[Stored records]
>>>>>

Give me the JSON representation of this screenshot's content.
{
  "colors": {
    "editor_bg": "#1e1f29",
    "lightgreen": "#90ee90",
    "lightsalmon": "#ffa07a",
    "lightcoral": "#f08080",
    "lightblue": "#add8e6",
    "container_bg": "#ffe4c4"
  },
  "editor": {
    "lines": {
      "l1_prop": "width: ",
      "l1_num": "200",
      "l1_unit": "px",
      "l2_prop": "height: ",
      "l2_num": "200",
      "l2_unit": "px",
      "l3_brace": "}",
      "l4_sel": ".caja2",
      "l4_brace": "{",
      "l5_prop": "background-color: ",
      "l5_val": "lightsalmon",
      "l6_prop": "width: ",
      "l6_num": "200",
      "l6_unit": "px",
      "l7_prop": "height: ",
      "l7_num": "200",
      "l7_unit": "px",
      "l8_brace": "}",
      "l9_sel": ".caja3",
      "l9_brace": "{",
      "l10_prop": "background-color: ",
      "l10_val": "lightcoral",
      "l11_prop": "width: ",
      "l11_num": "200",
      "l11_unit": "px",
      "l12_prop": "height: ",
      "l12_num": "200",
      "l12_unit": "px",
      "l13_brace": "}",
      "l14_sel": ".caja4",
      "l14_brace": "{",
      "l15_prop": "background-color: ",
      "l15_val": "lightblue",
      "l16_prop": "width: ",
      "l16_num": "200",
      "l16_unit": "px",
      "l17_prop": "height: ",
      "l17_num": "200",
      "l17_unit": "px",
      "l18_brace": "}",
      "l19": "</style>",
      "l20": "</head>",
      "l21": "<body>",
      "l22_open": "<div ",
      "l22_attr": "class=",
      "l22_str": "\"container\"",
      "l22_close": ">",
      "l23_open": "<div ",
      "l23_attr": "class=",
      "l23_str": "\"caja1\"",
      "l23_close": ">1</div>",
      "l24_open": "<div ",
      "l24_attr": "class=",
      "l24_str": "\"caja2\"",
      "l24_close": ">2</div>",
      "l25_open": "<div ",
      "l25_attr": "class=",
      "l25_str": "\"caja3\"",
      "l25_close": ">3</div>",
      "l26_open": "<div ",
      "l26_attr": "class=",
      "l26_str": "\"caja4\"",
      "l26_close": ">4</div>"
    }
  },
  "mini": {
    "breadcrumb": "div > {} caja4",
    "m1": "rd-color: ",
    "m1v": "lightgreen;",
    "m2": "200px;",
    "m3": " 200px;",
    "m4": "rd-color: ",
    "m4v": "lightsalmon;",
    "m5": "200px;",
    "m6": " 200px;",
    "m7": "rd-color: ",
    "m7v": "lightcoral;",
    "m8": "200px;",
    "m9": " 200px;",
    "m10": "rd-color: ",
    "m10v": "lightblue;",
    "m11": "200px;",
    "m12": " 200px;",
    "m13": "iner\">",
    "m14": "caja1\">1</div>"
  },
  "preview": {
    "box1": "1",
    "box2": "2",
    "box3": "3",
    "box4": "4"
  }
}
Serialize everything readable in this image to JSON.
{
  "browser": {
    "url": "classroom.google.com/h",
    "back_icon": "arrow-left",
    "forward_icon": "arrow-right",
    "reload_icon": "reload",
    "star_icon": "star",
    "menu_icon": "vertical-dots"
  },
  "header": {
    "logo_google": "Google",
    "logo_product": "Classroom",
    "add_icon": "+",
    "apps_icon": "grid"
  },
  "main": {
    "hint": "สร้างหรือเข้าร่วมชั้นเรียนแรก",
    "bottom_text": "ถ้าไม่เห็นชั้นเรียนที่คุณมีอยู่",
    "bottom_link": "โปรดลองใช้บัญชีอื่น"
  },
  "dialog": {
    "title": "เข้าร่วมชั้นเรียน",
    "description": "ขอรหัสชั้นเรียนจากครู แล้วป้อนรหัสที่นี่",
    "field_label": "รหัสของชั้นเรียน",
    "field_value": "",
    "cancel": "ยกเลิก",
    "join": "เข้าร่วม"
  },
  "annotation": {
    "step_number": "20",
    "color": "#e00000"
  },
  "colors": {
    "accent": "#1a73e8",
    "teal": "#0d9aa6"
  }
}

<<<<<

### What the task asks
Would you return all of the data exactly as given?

### Exercise solution
Give me the JSON representation of this screenshot's content.
{
  "colors": {
    "editor_bg": "#1e1f29",
    "lightgreen": "#90ee90",
    "lightsalmon": "#ffa07a",
    "lightcoral": "#f08080",
    "lightblue": "#add8e6",
    "container_bg": "#ffe4c4"
  },
  "editor": {
    "lines": {
      "l1_prop": "width: ",
      "l1_num": "200",
      "l1_unit": "px",
      "l2_prop": "height: ",
      "l2_num": "200",
      "l2_unit": "px",
      "l3_brace": "}",
      "l4_sel": ".caja2",
      "l4_brace": "{",
      "l5_prop": "background-color: ",
      "l5_val": "lightsalmon",
      "l6_prop": "width: ",
      "l6_num": "200",
      "l6_unit": "px",
      "l7_prop": "height: ",
      "l7_num": "200",
      "l7_unit": "px",
      "l8_brace": "}",
      "l9_sel": ".caja3",
      "l9_brace": "{",
      "l10_prop": "background-color: ",
      "l10_val": "lightcoral",
      "l11_prop": "width: ",
      "l11_num": "200",
      "l11_unit": "px",
      "l12_prop": "height: ",
      "l12_num": "200",
      "l12_unit": "px",
      "l13_brace": "}",
      "l14_sel": ".caja4",
      "l14_brace": "{",
      "l15_prop": "background-color: ",
      "l15_val": "lightblue",
      "l16_prop": "width: ",
      "l16_num": "200",
      "l16_unit": "px",
      "l17_prop": "height: ",
      "l17_num": "200",
      "l17_unit": "px",
      "l18_brace": "}",
      "l19": "</style>",
      "l20": "</head>",
      "l21": "<body>",
      "l22_open": "<div ",
      "l22_attr": "class=",
      "l22_str": "\"container\"",
      "l22_close": ">",
      "l23_open": "<div ",
      "l23_attr": "class=",
      "l23_str": "\"caja1\"",
      "l23_close": ">1</div>",
      "l24_open": "<div ",
      "l24_attr": "class=",
      "l24_str": "\"caja2\"",
      "l24_close": ">2</div>",
      "l25_open": "<div ",
      "l25_attr": "class=",
      "l25_str": "\"caja3\"",
      "l25_close": ">3</div>",
      "l26_open": "<div ",
      "l26_attr": "class=",
      "l26_str": "\"caja4\"",
      "l26_close": ">4</div>"
    }
  },
  "mini": {
    "breadcrumb": "div > {} caja4",
    "m1": "rd-color: ",
    "m1v": "lightgreen;",
    "m2": "200px;",
    "m3": " 200px;",
    "m4": "rd-color: ",
    "m4v": "lightsalmon;",
    "m5": "200px;",
    "m6": " 200px;",
    "m7": "rd-color: ",
    "m7v": "lightcoral;",
    "m8": "200px;",
    "m9": " 200px;",
    "m10": "rd-color: ",
    "m10v": "lightblue;",
    "m11": "200px;",
    "m12": " 200px;",
    "m13": "iner\">",
    "m14": "caja1\">1</div>"
  },
  "preview": {
    "box1": "1",
    "box2": "2",
    "box3": "3",
    "box4": "4"
  }
}
Serialize everything readable in this image to JSON.
{
  "browser": {
    "url": "classroom.google.com/h",
    "back_icon": "arrow-left",
    "forward_icon": "arrow-right",
    "reload_icon": "reload",
    "star_icon": "star",
    "menu_icon": "vertical-dots"
  },
  "header": {
    "logo_google": "Google",
    "logo_product": "Classroom",
    "add_icon": "+",
    "apps_icon": "grid"
  },
  "main": {
    "hint": "สร้างหรือเข้าร่วมชั้นเรียนแรก",
    "bottom_text": "ถ้าไม่เห็นชั้นเรียนที่คุณมีอยู่",
    "bottom_link": "โปรดลองใช้บัญชีอื่น"
  },
  "dialog": {
    "title": "เข้าร่วมชั้นเรียน",
    "description": "ขอรหัสชั้นเรียนจากครู แล้วป้อนรหัสที่นี่",
    "field_label": "รหัสของชั้นเรียน",
    "field_value": "",
    "cancel": "ยกเลิก",
    "join": "เข้าร่วม"
  },
  "annotation": {
    "step_number": "20",
    "color": "#e00000"
  },
  "colors": {
    "accent": "#1a73e8",
    "teal": "#0d9aa6"
  }
}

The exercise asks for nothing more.